Most successful women leaders set an example for other leaders, especially women, to emulate. With their grit and career path, they demonstrate that they don’t pretend to be someone else.
They are genuine. Simply because they did not get their position easily. The journey to the leadership role came despite societal bias, stereotyping, and lots of personal sacrifice, grit and determination to make it happen.
Women leaders have that extra edge in constant learning and unlearning as a behavioural trait. They constantly ask questions and seek answers. They add openness to their curiosity. Women leaders use humility as a natural strength to their leadership style. Humility inspires team bonding, open conversations amongst stakeholders and encourages learning and performance. It also shows that such leaders are aware of their own weaknesses, eager to work with others and willing to understand other’s perspectives.
In terms of connecting with individuals and institutions, women leaders have proven strength in establishing relational leadership, while men use transactional style. While outcomes of successful projects might seem similar in both scenarios, it helps institution building under women leaders.
*Stereotypes and silos
Another strength that women leaders demonstrate with ease is communication capabilities. They are more willing to share updates, even if it is not in their favour or even if it is not complete. They are ready to express gratitude or remorse, when needed. These create a safe space for their stakeholders and build trust and credibility. In a VUCA world, such leadership allows stakeholders to manage their concerns about uncertainties.

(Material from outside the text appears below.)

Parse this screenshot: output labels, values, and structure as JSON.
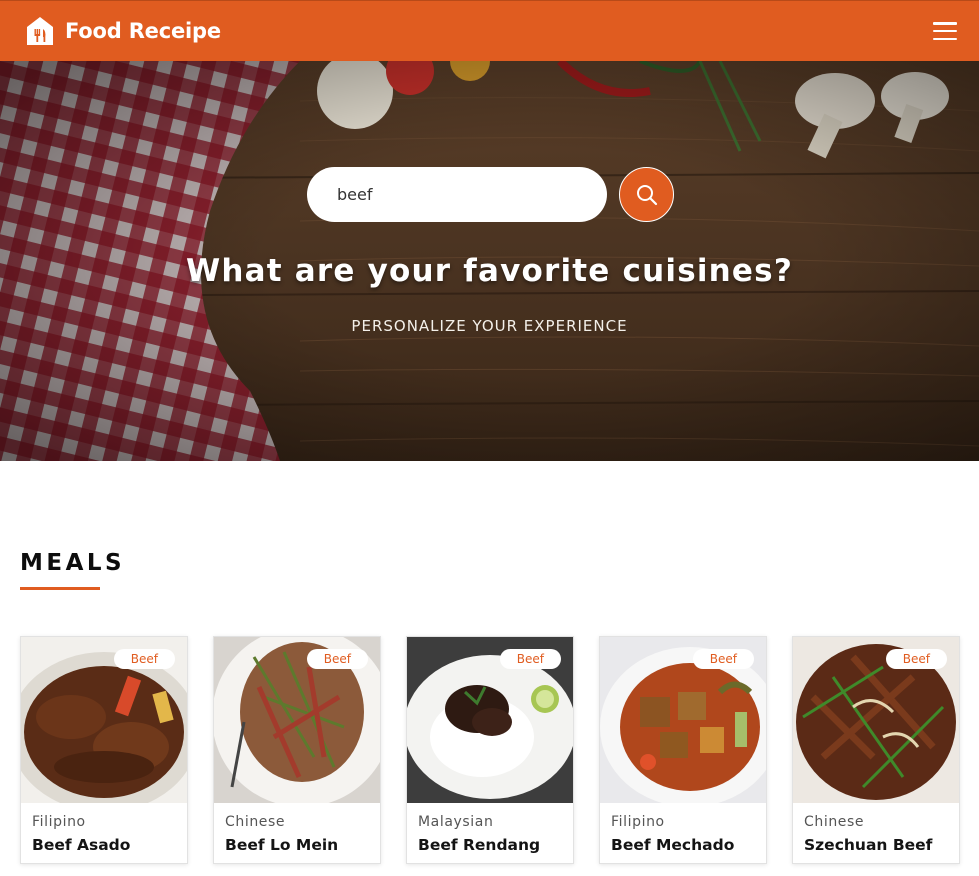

Being able to empathise with all stakeholders is a modern leadership tool. The ability to share their views with stakeholders, especially their employees, builds trust. When employees know that their leader cares about them and their aspirations, they demonstrate it with their performance and loyalty.

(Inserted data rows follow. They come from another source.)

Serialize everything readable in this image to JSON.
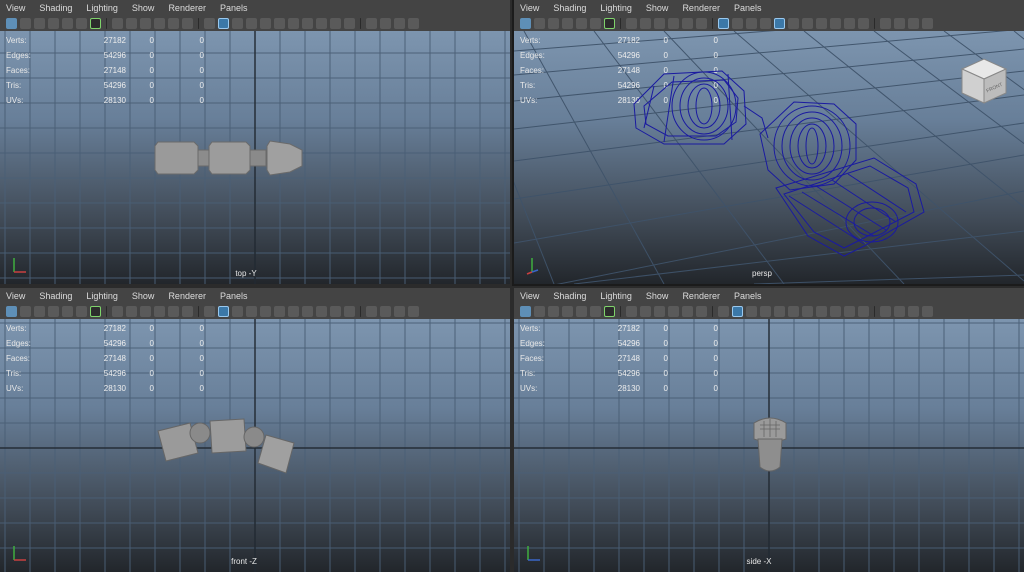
{
  "menus": [
    "View",
    "Shading",
    "Lighting",
    "Show",
    "Renderer",
    "Panels"
  ],
  "hud": {
    "rows": [
      {
        "label": "Verts:",
        "v1": "27182",
        "v2": "0",
        "v3": "0"
      },
      {
        "label": "Edges:",
        "v1": "54296",
        "v2": "0",
        "v3": "0"
      },
      {
        "label": "Faces:",
        "v1": "27148",
        "v2": "0",
        "v3": "0"
      },
      {
        "label": "Tris:",
        "v1": "54296",
        "v2": "0",
        "v3": "0"
      },
      {
        "label": "UVs:",
        "v1": "28130",
        "v2": "0",
        "v3": "0"
      }
    ]
  },
  "panes": {
    "top": {
      "camera": "top -Y"
    },
    "persp": {
      "camera": "persp"
    },
    "front": {
      "camera": "front -Z"
    },
    "side": {
      "camera": "side -X"
    }
  },
  "viewcube": {
    "label": "FRONT"
  },
  "colors": {
    "wireframe": "#1a1aa0",
    "selected_tool": "#7fd36b",
    "active_icon": "#5e8fb7"
  }
}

There is a flip side to this attribute. With this – ‘women are good with people’ – sloganeering, is society pushing them only to mid management roles to manage the larger workforce? This is with the perceived bias that the largest workforce is in mid to lower management and will need operational leadership to manage them.
Women leaders, in general, are more cognisant of obstacles and their personal limitations. They utilise their strengths to make up for these and steer their journey ahead.
Apart from the various man-made hurdles, women leaders continue to face stereotyping and battling of perceptions to get to their roles. As individuals, they are more critical of themselves and measure themselves against harsher standards. They tend to underestimate their leadership capabilities. In general, women often desist pushing for what they deserve. This could stem from worries that it would be seen as poor and selfish behaviour.
*Chauvinism Should Cease
The disastrous thinking and demonstration of male chauvinism is often noted with the thinking: “since men have most of the top roles, they must be doing something right, so women should learn from them”. Let’s stop right there.
We should rather learn from women leaders about what effective leadership is – and how meaning can be added to leadership roles, and how impact can be longer lasting than just the individuals.
For the cynics, there are sufficient research and practical examples of women leadership and its success. These leaders demonstrate qualities such as focus, vision, humility, empathy, passion balanced by compassion, steadfastness – usually attributed to male leadership. This is where women leaders of today can help. They have to help and mentor other women leaders to emerge. They have to lead the voices for creating women-empowered workplaces. While some corporate policies have changed over time to create gender-fairness workplaces, most have not been revamped to keep up with the times. Hopefully women leaders will push for these changes.
When the world is seeking compassionate and non-authoritative leadership, let us hope that we see the rise of women leadership across sectors. True empowerment is when the word leader should suffice, and not need a gender prefix.